Thank you for your thoughtful reply.
While I deeply appreciate these steps to make sure that your cereals are gluten free, your use of the word certification is confusing and misleading to consumers with gluten intolerance and Celiac disease.
Certification is interpreted by consumers as an indication that an independent third party has reviewed the facility, production procedures and ingredients. You wouldn’t write that a product is certified organic if you didn’t have independent certification. The gluten free certification procedures and standards from an independent group like The Gluten Free Certification Organization run by the Gluten Intolerance Group of North America is clearly detailed on their web site. http://www.gfco.org

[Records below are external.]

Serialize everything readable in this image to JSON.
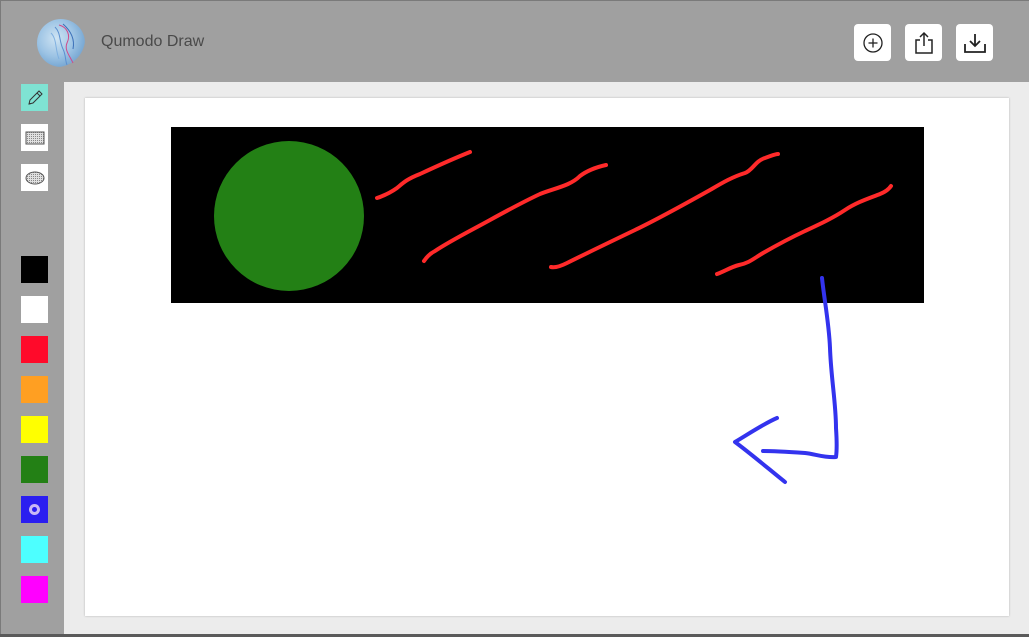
{
  "header": {
    "app_title": "Qumodo Draw",
    "buttons": [
      {
        "name": "new-drawing-button",
        "icon": "plus-circle-icon"
      },
      {
        "name": "share-button",
        "icon": "share-icon"
      },
      {
        "name": "download-button",
        "icon": "download-icon"
      }
    ]
  },
  "tools": [
    {
      "name": "pencil-tool",
      "icon": "pencil-icon",
      "active": true
    },
    {
      "name": "rectangle-tool",
      "icon": "rectangle-icon",
      "active": false
    },
    {
      "name": "ellipse-tool",
      "icon": "ellipse-icon",
      "active": false
    }
  ],
  "palette": {
    "colors": [
      "#000000",
      "#ffffff",
      "#ff0a2a",
      "#ff9f22",
      "#ffff00",
      "#238015",
      "#2b1ef0",
      "#4dffff",
      "#ff00ff"
    ],
    "selected": "#2b1ef0"
  },
  "canvas": {
    "background": "#ffffff",
    "shapes": [
      {
        "type": "rectangle",
        "fill": "#000000"
      },
      {
        "type": "circle",
        "fill": "#238015"
      },
      {
        "type": "stroke",
        "color": "#ff2a2a"
      },
      {
        "type": "stroke",
        "color": "#ff2a2a"
      },
      {
        "type": "stroke",
        "color": "#ff2a2a"
      },
      {
        "type": "stroke",
        "color": "#ff2a2a"
      },
      {
        "type": "stroke",
        "color": "#3333ee"
      }
    ]
  }
}
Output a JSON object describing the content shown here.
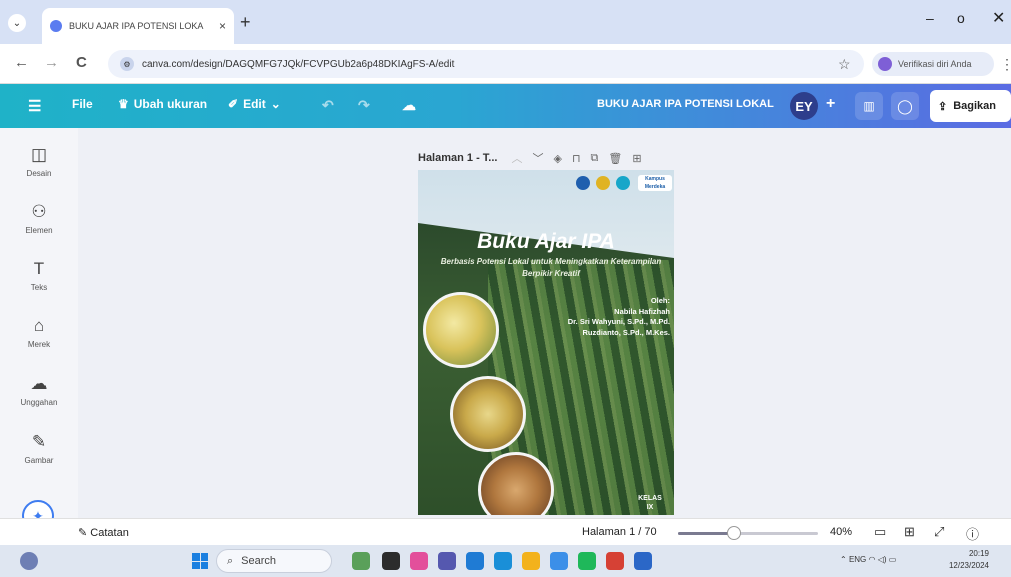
{
  "browser": {
    "tab_title": "BUKU AJAR IPA POTENSI LOKA",
    "tab_close": "×",
    "new_tab": "+",
    "url": "canva.com/design/DAGQMFG7JQk/FCVPGUb2a6p48DKIAgFS-A/edit",
    "profile_label": "Verifikasi diri Anda",
    "nav": {
      "back": "←",
      "forward": "→",
      "reload": "C"
    },
    "window": {
      "min": "–",
      "max": "o",
      "close": "✕"
    }
  },
  "toolbar": {
    "file": "File",
    "resize": "Ubah ukuran",
    "edit": "Edit",
    "project_title": "BUKU AJAR IPA POTENSI LOKAL",
    "avatar_initials": "EY",
    "share": "Bagikan"
  },
  "sidebar": {
    "items": [
      {
        "label": "Desain",
        "icon": "design-icon",
        "glyph": "◫"
      },
      {
        "label": "Elemen",
        "icon": "elements-icon",
        "glyph": "⚇"
      },
      {
        "label": "Teks",
        "icon": "text-icon",
        "glyph": "T"
      },
      {
        "label": "Merek",
        "icon": "brand-icon",
        "glyph": "⌂"
      },
      {
        "label": "Unggahan",
        "icon": "upload-icon",
        "glyph": "☁"
      },
      {
        "label": "Gambar",
        "icon": "draw-icon",
        "glyph": "✎"
      }
    ]
  },
  "page": {
    "header_title": "Halaman 1 - T..."
  },
  "cover": {
    "title": "Buku Ajar IPA",
    "subtitle": "Berbasis Potensi Lokal untuk Meningkatkan Keterampilan Berpikir Kreatif",
    "author_lines": [
      "Oleh:",
      "Nabila Hafizhah",
      "Dr. Sri Wahyuni, S.Pd., M.Pd.",
      "Ruzdianto, S.Pd., M.Kes."
    ],
    "kelas_lines": [
      "KELAS",
      "IX"
    ],
    "logo_text": "Kampus Merdeka"
  },
  "status": {
    "notes": "Catatan",
    "page_count": "Halaman 1 / 70",
    "zoom": "40%",
    "zoom_level": 0.4
  },
  "taskbar": {
    "search_placeholder": "Search",
    "lang": "ENG",
    "time": "20:19",
    "date": "12/23/2024"
  },
  "colors": {
    "canva_start": "#1fb2c8",
    "canva_end": "#5b6be3",
    "cover_green": "#2c4a2c"
  }
}
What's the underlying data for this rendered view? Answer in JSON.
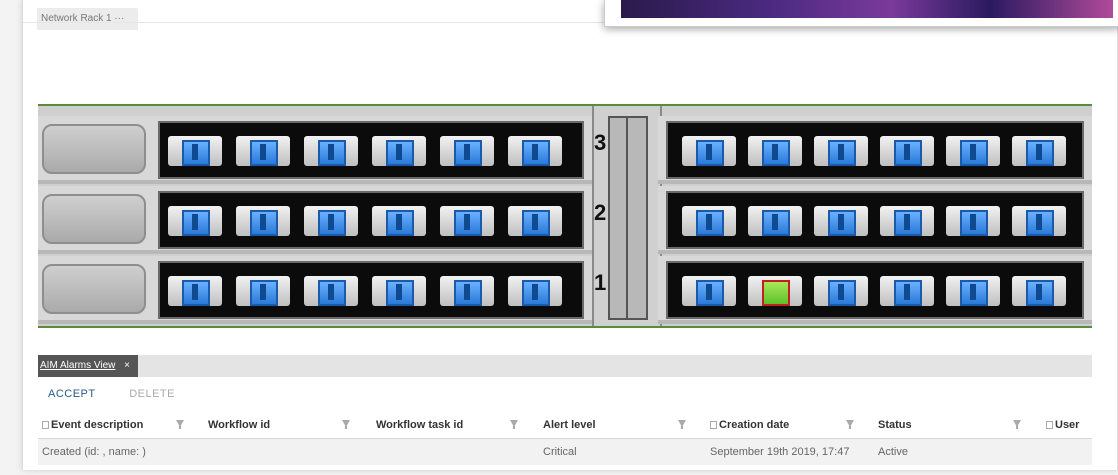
{
  "top_tab": {
    "label": "Network Rack 1 ···"
  },
  "rack": {
    "slot_labels": [
      "3",
      "2",
      "1"
    ]
  },
  "alarms": {
    "tab_label": "AIM Alarms View",
    "close_glyph": "×",
    "accept_label": "ACCEPT",
    "delete_label": "DELETE",
    "columns": [
      "Event description",
      "Workflow id",
      "Workflow task id",
      "Alert level",
      "Creation date",
      "Status",
      "User"
    ],
    "rows": [
      {
        "event_description": "Created (id: , name: )",
        "workflow_id": "",
        "workflow_task_id": "",
        "alert_level": "Critical",
        "creation_date": "September 19th 2019, 17:47",
        "status": "Active",
        "user": ""
      }
    ]
  },
  "colors": {
    "alert_port": "#5cc22a",
    "alert_border": "#c02020",
    "port_blue": "#2a7ad8"
  }
}
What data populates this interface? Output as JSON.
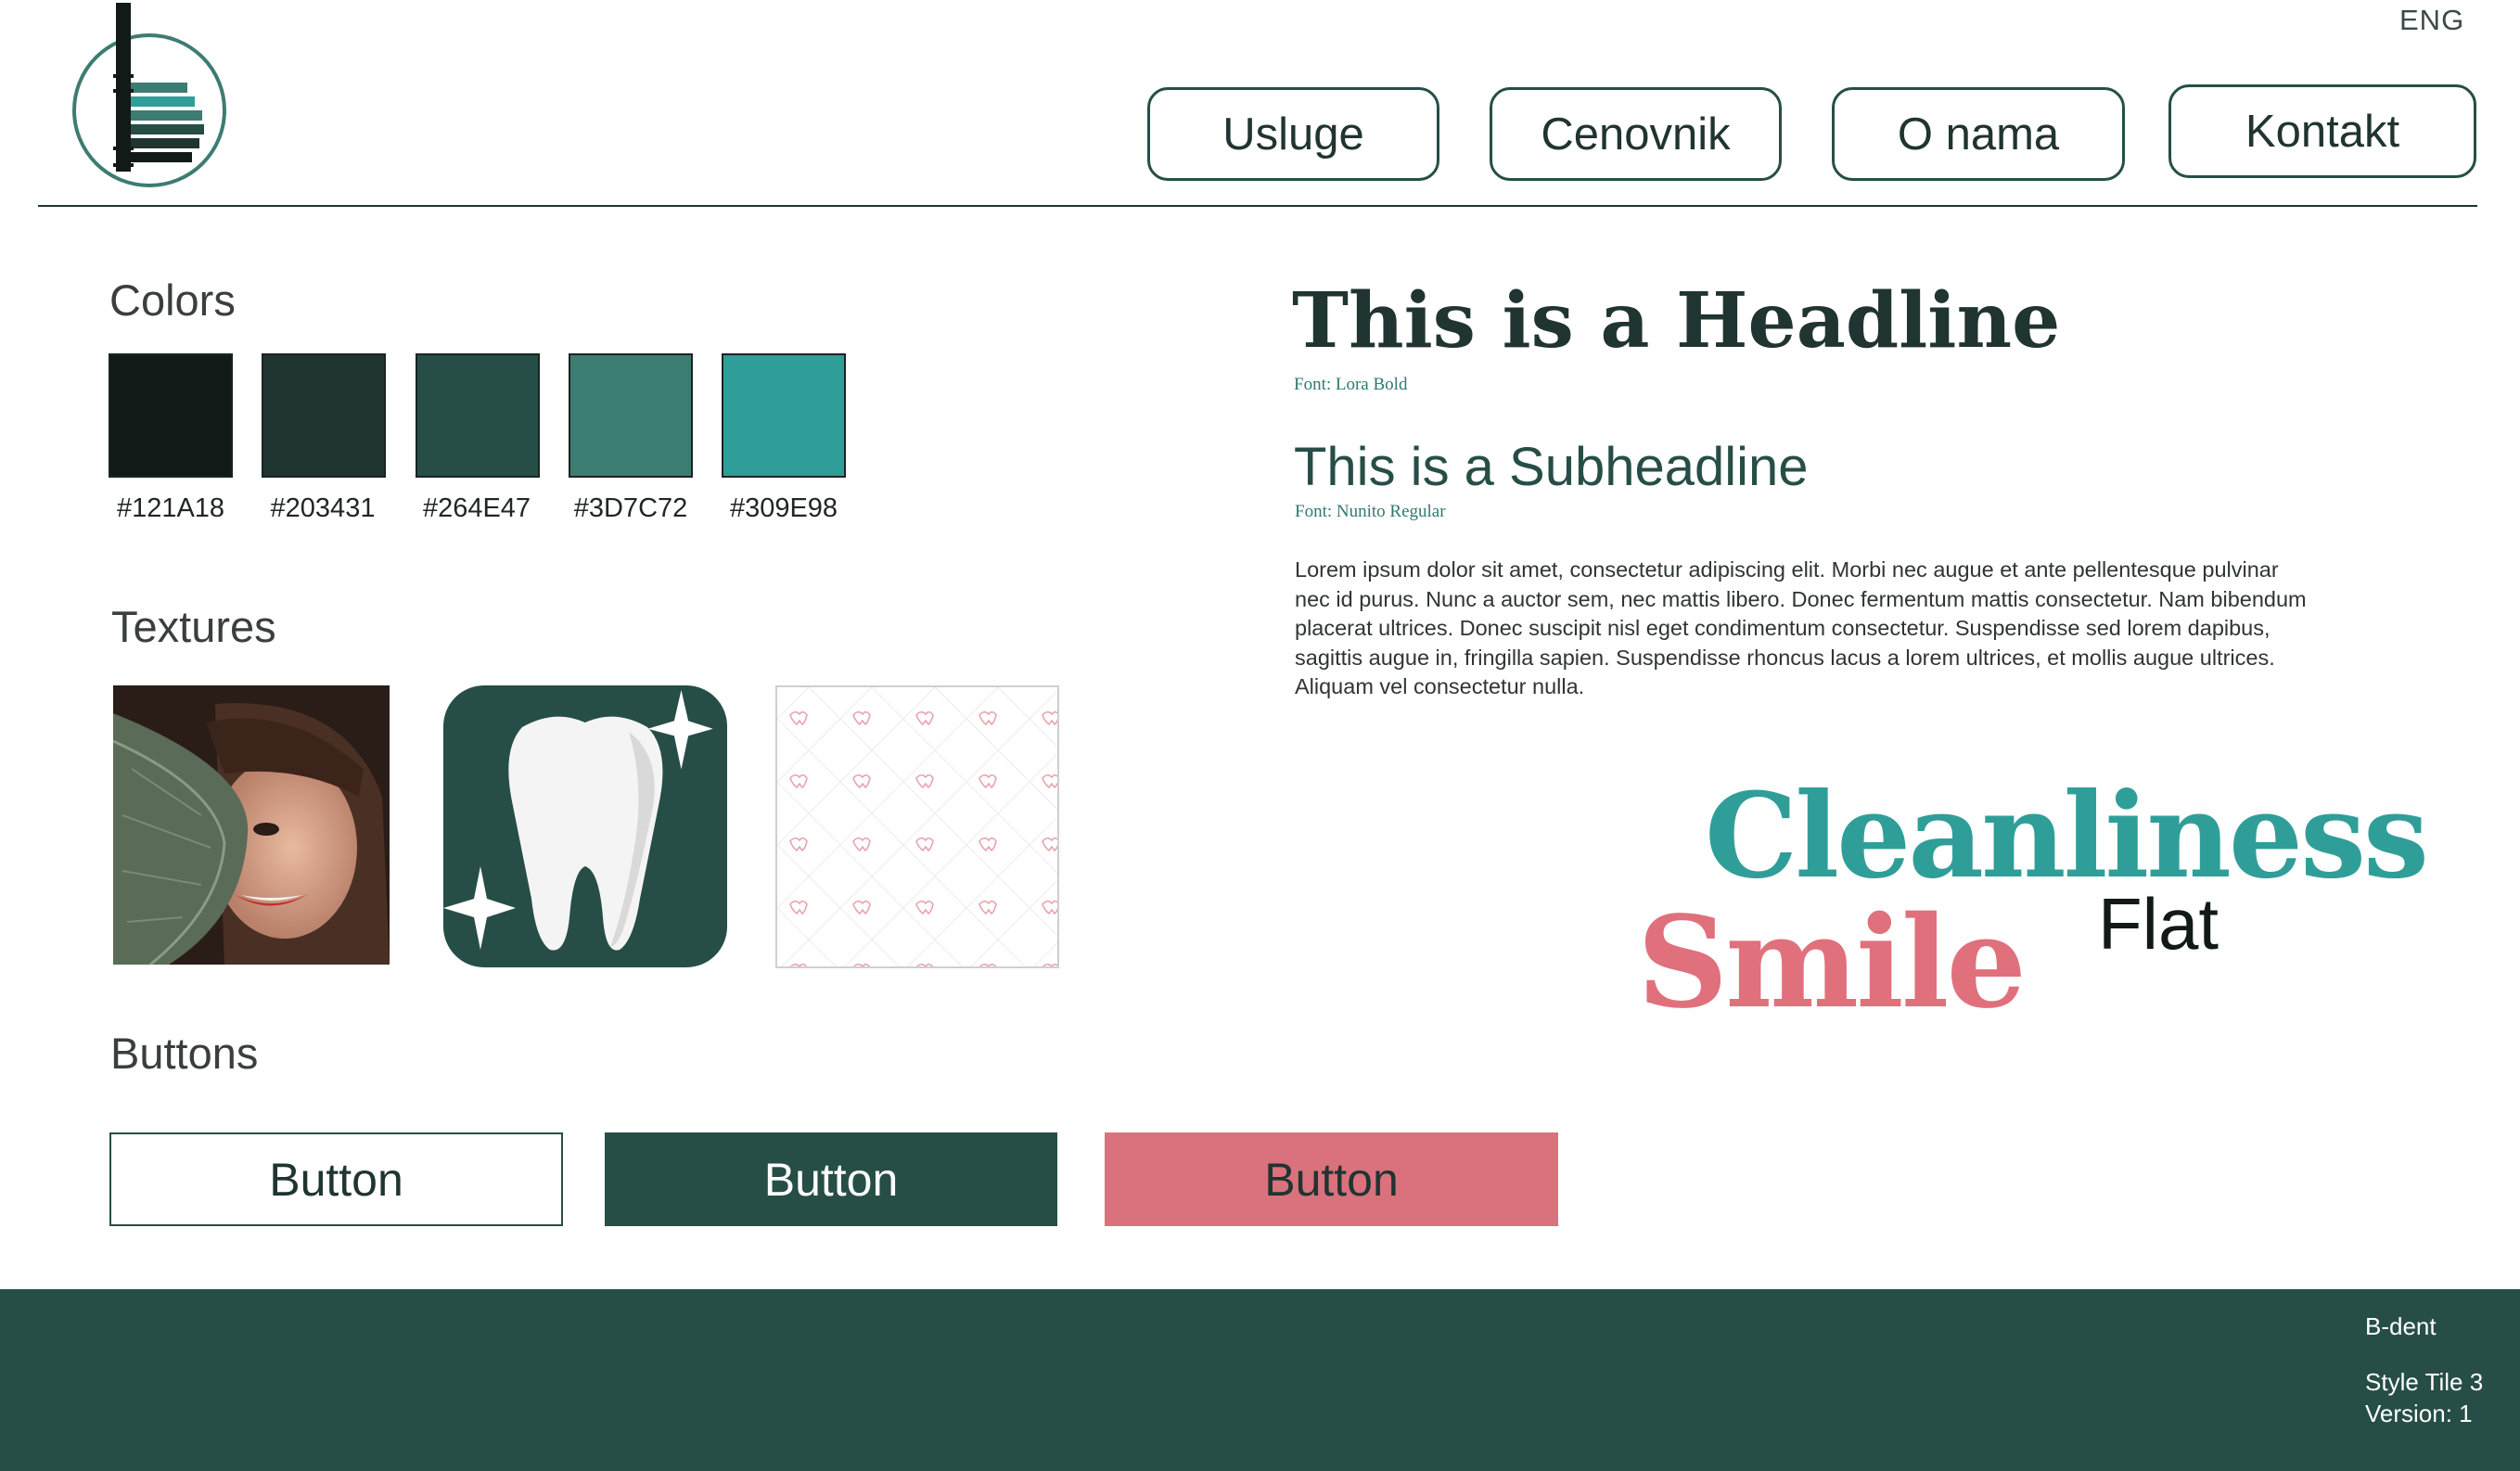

Although your use of the word certification in your press release should be corrected and withdrawn, I would encourage Post to consider another path – adopting independent certification. To give you an indication of consumers of gluten free products view of independently certified products vs. manufacturers’ own gluten free claims, I have copied some recent comments from the Gluten Intolerance Group of North America Facebook page. Gluten free consumers are very savvy shopper who spend many hours every week reading labels and calling food companies to ensure that they are avoiding gluten. As you can see, they recognize and deeply appreciate the value of independent certification. [Gluten Intolerance Group Face Book quotes inserted].
Thanks again for your response. (Eric, NY)
Ms Brains- Mennes’ response: “Post stands by its statement and had implemented rigorous procedures and testing to insure our Pebbles products are gluten free. Thank you for your inquiry, we value our consumer feedback.”
Clearly POST knows celiacs trust the words “Certified Gluten Free”. Even though they have implemented the processes that should keep their products safe, they have not told me what their testing standard is. And since the FDA has no definition I don’t know if I can trust this product anymore than I can trust others that are jumping at the chance to add gluten-free to their label and make a buck off me and my child. Gluten Free is everywhere and continues to grow. I have heard that when the big companies are labeling gluten-free, then the price of gluten-free food will come down. How POST is going about advertising the Pebbles as gluten free makes me angry. They are lining their pockets at the expense of my trust and my child’s health. For me this announcement by POST is bends the truth a lot and is deceptive advertising. I don’t think I we should support products or companies that use this type of misleading advertising. I wonder if the Federal Trade Commission would agree this is not truth in advertising and is misleading advertising.
Angry Parent in NY